Skip to Main Content
U.S. Forest Service
Caring for the land and serving people

United States Department of Agriculture

Home > Search > Publication Information

  1. Share via EmailShare on FacebookShare on LinkedInShare on Twitter
    Dislike this pubLike this pub
    Author(s): A. Whiteley; P. Spruell; B. Rieman; F. Allendorf
    Date: 2006
    Source: Transactions of the American Fisheries Society 135: 1238-1253.
    Publication Series: Miscellaneous Publication
    PDF: View PDF  (370 B)
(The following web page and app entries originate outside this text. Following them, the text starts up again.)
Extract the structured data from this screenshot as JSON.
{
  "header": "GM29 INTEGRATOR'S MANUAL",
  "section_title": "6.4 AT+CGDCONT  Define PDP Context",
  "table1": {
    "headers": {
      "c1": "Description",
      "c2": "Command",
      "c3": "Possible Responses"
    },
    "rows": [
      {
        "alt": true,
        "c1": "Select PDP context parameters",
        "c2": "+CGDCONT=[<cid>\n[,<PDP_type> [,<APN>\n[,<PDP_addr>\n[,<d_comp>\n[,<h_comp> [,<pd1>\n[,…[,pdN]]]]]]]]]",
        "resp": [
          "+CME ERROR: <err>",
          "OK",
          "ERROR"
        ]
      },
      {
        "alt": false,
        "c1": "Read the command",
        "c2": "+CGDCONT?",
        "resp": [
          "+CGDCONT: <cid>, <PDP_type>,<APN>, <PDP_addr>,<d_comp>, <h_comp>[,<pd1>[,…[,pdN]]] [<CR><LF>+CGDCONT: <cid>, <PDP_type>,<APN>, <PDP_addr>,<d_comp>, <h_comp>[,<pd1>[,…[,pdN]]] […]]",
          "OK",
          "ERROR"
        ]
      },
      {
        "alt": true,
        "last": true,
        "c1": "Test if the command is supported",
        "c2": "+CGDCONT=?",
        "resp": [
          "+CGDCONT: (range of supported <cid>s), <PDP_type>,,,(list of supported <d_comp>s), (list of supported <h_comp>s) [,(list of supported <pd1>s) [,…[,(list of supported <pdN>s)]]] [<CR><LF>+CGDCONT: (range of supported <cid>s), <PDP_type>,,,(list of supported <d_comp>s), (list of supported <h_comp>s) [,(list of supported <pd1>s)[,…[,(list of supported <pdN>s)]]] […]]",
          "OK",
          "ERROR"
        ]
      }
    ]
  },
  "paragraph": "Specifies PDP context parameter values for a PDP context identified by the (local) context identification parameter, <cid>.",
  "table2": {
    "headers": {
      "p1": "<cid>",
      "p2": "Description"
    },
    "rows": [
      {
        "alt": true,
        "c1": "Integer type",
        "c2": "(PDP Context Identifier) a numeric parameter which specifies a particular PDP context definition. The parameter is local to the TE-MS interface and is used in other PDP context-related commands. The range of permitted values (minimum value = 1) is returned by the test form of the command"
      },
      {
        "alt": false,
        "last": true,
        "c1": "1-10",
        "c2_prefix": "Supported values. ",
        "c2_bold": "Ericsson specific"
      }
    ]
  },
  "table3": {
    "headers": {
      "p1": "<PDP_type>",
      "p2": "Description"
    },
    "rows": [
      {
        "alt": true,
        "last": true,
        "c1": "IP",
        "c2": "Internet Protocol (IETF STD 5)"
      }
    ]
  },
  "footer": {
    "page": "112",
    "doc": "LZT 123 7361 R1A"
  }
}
    We used six polymorphic microsatellite loci to analyze the population genetic structure of bull trout Salvelinus confluentus in the Boise River, Idaho, and we compared our results with previous data from similarly sized river systems in western North America. Within the Boise River, we found low genetic variation within and significant differentiation among sample sites. Two cohesive groups of populations were associated with the two major subbasins in this system, which we attributed to long-term reduction of gene flow or distinct sources of colonization at this scale. We observed a significant pattern of isolation by distance in one subbasin and not in the other; this result suggests that the relative influences of gene flow and drift have differed between the two subbasins. Ecologically defined patches of suitable habitat were not good predictors of genetic variation among samples. Dams and other anthropogenic barriers have recently changed the potential for gene flow and genetic drift but were not associated with the major boundaries of genetic differentiation. There was some evidence of lost genetic variation in smaller patches that were physically isolated by both natural and anthropogenic barriers. We found a large range of within-population genetic variation and among-population genetic differentiation for bull trout from river basins across the species' range, but our estimates in the Boise River were the lowest (or among the lowest) observed. The relative roles of drift and gene flow appear to vary strongly at both fine and broad spatial scales. We cannot presume that the physical and ecological processes influencing the genetic population structure of bull trout in one region will accurately reflect those in another region; this may have important implications for conservation and management actions.

    Publication Notes

    • You may send email to to request a hard copy of this publication.
    • (Please specify exactly which publication you are requesting and your mailing address.)
    • We recommend that you also print this page and attach it to the printout of the article, to retain the full citation information.
    • This article was written and prepared by U.S. Government employees on official time, and is therefore in the public domain.


    Whiteley, A.; Spruell, P.; Rieman, B.; Allendorf, F. 2006. Fine-scale genetic structure of bull trout at the southern limit of their distribution. Transactions of the American Fisheries Society 135: 1238-1253.


    bull trout, Salvelinus confluentus, Boise River, Idaho, populations

    Related Search

    XML: View XML
Show More
Show Fewer
Jump to Top of Page